**** RECORDS FOR THIS EXERCISE

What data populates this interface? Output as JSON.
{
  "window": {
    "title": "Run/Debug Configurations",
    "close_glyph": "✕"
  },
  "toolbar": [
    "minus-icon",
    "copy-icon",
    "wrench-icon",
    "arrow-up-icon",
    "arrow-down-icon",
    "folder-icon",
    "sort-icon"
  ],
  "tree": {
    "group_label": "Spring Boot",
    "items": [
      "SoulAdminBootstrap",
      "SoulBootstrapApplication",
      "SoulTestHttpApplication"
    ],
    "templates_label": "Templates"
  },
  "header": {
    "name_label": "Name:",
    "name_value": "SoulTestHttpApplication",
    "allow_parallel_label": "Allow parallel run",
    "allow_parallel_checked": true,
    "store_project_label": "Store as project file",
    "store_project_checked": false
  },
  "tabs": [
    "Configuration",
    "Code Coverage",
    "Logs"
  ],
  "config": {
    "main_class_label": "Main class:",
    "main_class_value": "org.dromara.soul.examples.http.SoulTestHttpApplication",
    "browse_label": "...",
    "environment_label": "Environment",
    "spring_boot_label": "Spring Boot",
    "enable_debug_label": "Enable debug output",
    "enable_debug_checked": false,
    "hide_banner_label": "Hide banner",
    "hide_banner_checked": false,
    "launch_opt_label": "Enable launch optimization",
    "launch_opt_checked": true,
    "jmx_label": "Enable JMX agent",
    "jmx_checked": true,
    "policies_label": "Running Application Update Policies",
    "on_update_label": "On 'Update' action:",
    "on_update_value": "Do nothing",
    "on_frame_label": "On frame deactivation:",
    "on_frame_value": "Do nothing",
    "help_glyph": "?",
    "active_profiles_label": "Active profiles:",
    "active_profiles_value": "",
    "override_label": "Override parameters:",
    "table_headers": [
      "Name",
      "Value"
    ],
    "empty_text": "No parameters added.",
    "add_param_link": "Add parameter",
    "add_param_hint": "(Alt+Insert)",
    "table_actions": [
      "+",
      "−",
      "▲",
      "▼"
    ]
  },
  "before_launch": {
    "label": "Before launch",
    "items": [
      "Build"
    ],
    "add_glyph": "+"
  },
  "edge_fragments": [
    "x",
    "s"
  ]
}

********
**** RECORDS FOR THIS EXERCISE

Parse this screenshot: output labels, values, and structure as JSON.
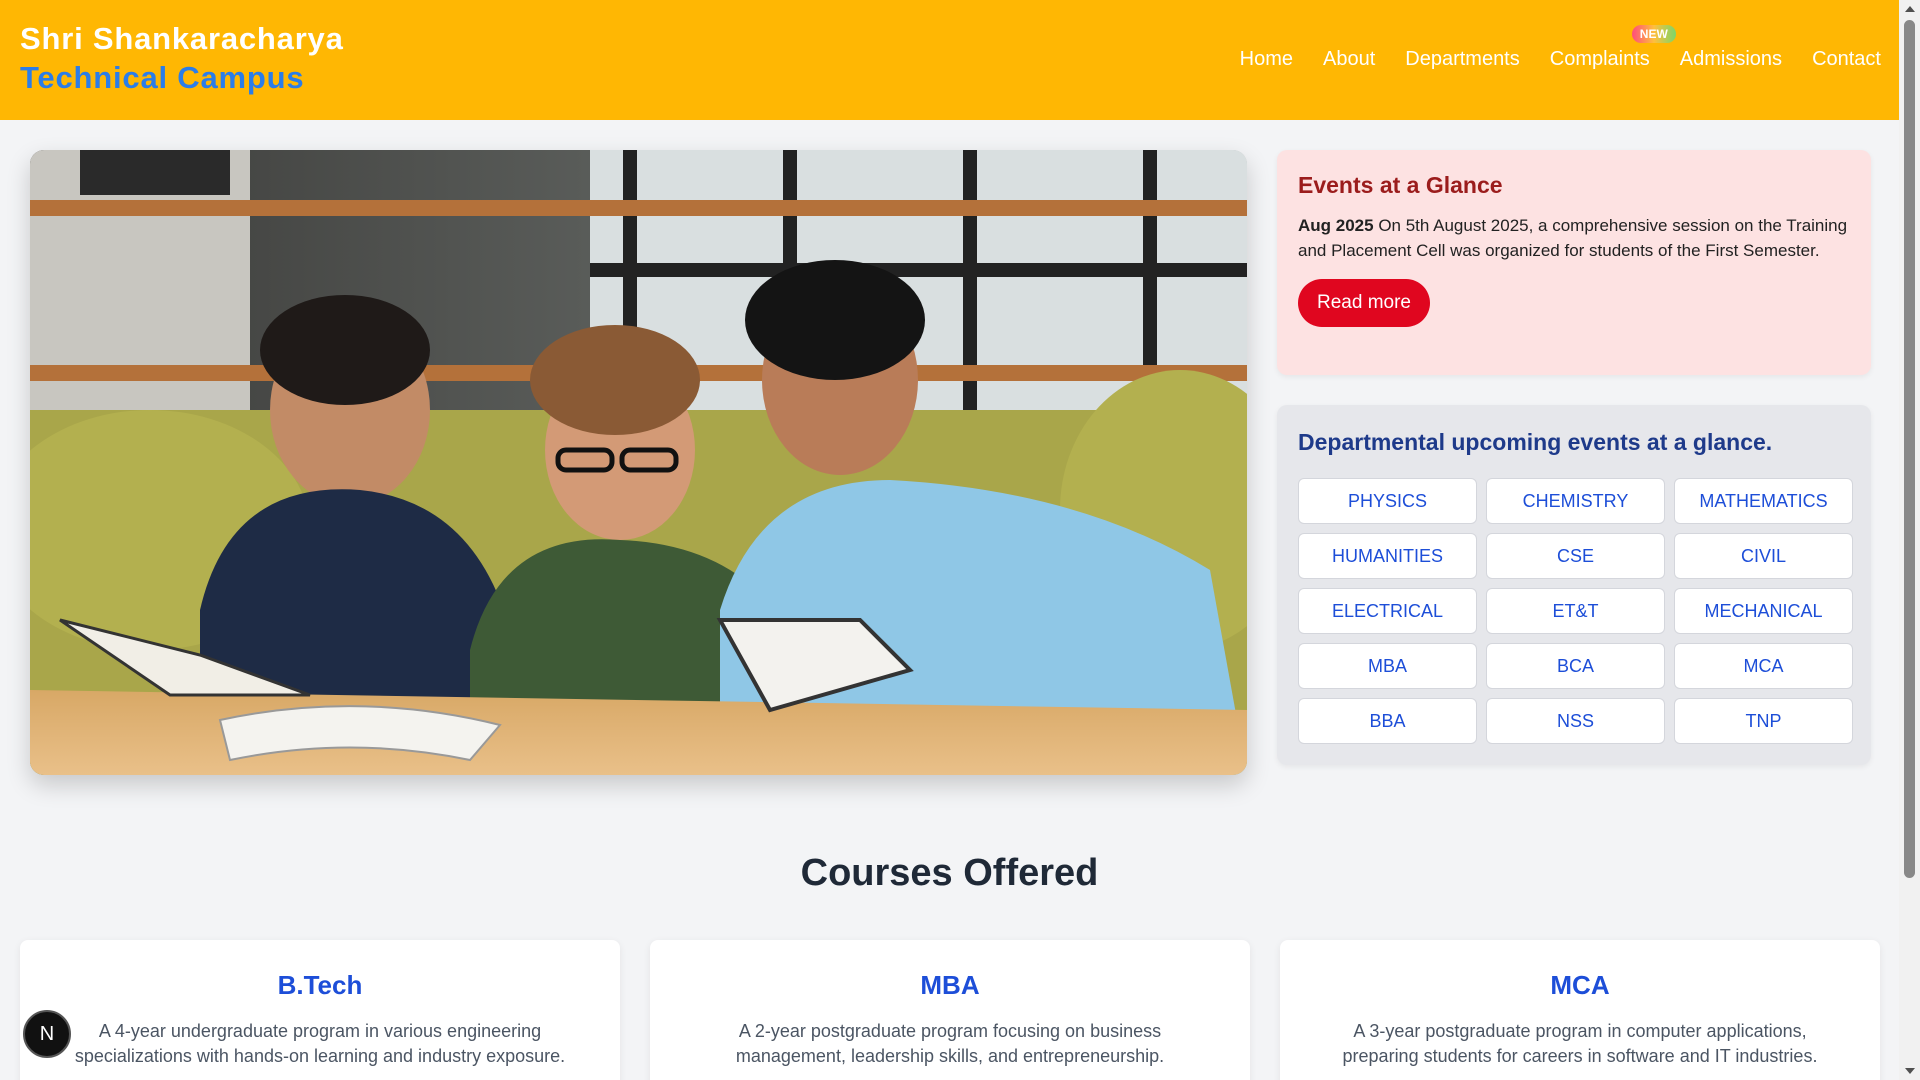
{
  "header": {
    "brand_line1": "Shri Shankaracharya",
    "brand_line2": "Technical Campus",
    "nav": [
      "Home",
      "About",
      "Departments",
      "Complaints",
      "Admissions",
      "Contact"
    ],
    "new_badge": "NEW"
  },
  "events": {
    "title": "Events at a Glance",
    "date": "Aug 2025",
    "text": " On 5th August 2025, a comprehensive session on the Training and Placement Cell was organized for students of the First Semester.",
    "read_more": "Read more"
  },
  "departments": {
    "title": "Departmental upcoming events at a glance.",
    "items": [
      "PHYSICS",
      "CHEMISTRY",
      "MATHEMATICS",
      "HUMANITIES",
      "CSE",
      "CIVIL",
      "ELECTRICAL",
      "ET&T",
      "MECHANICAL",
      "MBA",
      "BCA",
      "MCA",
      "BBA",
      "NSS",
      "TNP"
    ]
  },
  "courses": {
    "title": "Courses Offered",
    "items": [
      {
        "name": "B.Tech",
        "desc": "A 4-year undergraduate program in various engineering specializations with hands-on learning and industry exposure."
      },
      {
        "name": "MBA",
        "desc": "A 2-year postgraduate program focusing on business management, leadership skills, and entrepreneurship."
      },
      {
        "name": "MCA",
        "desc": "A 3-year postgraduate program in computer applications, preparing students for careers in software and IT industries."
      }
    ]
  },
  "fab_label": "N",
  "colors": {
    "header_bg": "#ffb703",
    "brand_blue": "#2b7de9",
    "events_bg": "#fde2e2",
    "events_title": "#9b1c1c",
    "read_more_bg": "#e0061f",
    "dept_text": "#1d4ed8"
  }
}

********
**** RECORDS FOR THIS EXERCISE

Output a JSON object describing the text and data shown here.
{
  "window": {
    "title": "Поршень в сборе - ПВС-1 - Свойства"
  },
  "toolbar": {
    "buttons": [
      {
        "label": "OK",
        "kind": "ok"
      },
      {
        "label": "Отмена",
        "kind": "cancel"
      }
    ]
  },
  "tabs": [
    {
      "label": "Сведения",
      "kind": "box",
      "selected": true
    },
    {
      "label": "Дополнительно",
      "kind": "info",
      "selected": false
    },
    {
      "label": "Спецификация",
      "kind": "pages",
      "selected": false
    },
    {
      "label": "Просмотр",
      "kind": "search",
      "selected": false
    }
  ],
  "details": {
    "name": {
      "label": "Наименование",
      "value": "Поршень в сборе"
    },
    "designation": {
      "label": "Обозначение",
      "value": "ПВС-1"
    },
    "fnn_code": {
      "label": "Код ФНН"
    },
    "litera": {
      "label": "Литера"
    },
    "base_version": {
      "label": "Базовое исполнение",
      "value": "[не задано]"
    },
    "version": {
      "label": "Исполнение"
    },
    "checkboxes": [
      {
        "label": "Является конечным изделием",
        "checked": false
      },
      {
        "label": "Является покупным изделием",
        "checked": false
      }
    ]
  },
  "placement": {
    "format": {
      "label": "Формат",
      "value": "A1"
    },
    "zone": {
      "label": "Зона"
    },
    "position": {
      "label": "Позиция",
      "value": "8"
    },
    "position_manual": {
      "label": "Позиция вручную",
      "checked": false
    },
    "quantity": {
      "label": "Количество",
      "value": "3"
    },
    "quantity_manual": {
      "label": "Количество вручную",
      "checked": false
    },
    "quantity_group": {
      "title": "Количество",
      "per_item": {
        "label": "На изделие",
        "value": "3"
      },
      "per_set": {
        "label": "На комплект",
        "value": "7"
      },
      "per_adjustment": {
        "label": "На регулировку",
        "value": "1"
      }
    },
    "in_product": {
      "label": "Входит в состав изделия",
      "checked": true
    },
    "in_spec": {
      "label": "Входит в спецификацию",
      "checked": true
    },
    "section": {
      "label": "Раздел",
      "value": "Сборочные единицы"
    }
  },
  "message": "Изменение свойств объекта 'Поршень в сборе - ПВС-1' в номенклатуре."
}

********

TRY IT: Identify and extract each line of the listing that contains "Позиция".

OUTPUT BELOW:
      "label": "Позиция",
      "label": "Позиция вручную",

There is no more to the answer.